Action item> Pull from the data below each line where the word "true" occurs, and copy it.

[Stored records]
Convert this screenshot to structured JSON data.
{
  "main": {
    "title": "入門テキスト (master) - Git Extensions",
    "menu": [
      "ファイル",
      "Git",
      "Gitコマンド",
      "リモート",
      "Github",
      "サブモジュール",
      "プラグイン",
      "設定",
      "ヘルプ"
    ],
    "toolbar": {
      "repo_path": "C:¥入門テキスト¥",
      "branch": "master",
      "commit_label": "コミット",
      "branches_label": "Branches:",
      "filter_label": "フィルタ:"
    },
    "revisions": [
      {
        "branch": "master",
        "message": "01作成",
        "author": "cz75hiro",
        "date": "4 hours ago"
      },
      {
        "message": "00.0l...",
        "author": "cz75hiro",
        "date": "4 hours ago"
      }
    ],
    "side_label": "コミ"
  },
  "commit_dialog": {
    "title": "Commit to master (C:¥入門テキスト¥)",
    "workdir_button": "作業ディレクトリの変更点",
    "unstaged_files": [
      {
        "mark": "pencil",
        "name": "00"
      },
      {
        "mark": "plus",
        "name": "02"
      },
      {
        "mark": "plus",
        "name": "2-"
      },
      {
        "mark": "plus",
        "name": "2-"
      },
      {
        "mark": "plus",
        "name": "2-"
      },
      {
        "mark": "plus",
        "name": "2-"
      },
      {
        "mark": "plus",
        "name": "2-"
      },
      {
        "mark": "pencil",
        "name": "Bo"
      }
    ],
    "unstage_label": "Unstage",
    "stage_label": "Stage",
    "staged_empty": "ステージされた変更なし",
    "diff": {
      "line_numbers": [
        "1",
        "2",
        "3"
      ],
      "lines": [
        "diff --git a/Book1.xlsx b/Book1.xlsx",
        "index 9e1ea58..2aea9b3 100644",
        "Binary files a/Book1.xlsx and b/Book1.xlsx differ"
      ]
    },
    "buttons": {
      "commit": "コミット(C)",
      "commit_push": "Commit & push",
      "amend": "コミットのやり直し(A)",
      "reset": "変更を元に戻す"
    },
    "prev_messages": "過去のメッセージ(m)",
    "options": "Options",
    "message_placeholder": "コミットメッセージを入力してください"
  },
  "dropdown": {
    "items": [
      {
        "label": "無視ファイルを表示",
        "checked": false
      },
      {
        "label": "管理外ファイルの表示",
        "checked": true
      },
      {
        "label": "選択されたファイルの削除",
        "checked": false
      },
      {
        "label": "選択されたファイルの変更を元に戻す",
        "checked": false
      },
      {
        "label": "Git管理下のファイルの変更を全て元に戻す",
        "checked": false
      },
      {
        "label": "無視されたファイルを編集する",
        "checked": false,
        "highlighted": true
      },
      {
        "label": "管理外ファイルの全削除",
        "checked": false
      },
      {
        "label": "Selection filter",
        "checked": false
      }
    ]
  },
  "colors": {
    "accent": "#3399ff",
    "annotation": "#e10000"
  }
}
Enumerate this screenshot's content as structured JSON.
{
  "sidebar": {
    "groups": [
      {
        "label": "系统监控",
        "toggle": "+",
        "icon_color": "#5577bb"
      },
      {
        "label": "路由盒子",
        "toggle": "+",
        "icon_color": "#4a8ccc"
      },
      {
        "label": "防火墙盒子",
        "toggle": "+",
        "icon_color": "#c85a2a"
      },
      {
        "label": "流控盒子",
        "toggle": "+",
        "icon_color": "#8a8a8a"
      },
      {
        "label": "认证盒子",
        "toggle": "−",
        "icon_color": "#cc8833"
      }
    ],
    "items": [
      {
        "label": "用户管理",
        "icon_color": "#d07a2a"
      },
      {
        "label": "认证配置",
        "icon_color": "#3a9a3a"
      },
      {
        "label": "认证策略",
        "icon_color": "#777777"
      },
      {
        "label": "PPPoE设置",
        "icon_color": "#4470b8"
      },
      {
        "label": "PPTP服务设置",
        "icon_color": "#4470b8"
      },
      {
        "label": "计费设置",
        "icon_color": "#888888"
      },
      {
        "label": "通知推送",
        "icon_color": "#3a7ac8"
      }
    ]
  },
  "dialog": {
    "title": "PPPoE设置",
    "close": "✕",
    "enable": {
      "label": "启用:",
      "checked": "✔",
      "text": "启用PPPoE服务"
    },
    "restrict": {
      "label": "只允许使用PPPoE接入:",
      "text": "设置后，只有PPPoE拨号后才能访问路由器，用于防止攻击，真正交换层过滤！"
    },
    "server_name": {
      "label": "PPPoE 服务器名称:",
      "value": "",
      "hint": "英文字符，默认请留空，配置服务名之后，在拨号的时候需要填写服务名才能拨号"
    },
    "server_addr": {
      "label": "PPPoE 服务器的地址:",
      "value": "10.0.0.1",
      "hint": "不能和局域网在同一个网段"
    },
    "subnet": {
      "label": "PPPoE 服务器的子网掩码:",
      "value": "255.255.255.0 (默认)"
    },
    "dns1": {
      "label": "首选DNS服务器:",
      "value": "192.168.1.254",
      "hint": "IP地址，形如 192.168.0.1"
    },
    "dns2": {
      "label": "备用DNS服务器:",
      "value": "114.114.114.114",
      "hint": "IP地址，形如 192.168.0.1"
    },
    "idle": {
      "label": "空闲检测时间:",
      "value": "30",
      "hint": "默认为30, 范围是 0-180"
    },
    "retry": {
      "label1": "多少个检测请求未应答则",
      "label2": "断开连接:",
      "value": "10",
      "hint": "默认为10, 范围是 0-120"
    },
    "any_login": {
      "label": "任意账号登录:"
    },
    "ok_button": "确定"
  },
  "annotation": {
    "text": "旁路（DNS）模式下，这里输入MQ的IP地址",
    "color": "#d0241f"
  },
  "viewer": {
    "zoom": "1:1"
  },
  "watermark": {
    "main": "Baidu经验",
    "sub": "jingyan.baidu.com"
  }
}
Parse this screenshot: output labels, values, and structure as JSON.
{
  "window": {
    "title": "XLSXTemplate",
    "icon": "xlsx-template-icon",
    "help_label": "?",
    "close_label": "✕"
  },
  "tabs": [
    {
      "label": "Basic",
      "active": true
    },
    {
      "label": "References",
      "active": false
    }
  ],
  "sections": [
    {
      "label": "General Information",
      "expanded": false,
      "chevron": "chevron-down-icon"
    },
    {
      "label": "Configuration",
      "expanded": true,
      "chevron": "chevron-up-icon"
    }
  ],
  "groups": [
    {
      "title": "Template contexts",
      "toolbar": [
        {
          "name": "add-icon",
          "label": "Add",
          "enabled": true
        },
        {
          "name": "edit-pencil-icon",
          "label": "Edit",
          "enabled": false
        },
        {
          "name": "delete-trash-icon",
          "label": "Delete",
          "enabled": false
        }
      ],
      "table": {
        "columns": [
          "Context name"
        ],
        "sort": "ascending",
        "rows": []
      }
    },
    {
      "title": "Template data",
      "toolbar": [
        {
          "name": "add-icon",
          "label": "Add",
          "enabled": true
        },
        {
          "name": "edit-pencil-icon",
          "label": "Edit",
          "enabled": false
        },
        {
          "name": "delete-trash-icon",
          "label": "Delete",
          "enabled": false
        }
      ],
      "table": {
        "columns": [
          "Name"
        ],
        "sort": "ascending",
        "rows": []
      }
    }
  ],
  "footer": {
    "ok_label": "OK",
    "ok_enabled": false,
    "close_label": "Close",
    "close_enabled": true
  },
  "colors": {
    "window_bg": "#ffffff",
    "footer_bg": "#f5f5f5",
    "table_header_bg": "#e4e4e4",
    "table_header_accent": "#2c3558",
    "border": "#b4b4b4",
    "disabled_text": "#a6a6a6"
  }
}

Answer section>
        "checked": true
        "highlighted": true
      "active": true
      "expanded": true,
          "enabled": true
          "enabled": true
    "close_enabled": true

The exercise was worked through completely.